Task prompt: Among the entries that follow, find every line with the word "username" and list it.

*** Provided material

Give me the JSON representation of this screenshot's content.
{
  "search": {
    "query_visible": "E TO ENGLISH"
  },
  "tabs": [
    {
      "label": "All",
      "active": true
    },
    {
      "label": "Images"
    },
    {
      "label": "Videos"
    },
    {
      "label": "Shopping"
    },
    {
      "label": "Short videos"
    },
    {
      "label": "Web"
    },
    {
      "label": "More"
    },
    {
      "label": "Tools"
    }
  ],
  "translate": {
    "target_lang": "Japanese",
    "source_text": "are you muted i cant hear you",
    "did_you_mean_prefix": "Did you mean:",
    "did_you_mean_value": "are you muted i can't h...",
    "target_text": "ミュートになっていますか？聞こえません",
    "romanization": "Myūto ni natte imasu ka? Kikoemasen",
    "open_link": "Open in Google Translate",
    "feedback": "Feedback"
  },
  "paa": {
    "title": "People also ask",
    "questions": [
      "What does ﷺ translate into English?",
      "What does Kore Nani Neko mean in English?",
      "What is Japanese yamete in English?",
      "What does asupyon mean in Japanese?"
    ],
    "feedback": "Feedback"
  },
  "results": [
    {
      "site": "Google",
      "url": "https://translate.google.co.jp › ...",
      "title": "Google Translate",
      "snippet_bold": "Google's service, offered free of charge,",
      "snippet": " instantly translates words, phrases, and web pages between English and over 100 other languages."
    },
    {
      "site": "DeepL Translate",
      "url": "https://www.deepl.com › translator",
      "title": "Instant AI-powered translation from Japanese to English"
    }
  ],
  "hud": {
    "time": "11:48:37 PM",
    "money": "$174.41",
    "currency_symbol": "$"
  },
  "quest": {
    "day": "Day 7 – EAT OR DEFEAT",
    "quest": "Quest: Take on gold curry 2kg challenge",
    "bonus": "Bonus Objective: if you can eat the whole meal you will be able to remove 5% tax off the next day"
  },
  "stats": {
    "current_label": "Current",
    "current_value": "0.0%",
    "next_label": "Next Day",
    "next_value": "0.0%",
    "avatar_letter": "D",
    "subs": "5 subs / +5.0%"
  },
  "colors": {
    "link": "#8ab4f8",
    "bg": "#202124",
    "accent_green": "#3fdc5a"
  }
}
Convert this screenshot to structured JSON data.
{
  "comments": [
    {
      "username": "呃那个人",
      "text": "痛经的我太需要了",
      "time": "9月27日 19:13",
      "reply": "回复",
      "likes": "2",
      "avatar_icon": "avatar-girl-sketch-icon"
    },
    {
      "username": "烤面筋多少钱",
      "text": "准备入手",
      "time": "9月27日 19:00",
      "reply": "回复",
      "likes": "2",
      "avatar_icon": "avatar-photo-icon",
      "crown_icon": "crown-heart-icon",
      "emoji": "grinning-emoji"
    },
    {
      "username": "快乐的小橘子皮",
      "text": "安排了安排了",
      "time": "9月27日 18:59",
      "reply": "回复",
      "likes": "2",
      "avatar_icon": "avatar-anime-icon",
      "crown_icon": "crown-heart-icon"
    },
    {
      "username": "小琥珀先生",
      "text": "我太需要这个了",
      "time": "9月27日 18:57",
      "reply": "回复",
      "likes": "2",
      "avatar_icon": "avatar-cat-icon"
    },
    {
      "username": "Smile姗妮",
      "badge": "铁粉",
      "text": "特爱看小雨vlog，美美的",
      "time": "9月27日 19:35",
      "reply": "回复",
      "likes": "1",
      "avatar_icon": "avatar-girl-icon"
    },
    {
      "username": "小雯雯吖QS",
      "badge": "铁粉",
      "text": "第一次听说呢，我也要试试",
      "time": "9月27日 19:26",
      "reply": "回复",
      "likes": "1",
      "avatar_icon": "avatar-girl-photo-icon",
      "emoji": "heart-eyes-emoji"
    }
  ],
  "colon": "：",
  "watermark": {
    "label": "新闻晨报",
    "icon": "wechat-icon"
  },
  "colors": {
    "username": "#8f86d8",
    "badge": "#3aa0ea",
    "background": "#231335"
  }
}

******

Response area:
      "username": "呃那个人",
      "username": "烤面筋多少钱",
      "username": "快乐的小橘子皮",
      "username": "小琥珀先生",
      "username": "Smile姗妮",
      "username": "小雯雯吖QS",
    "username": "#8f86d8",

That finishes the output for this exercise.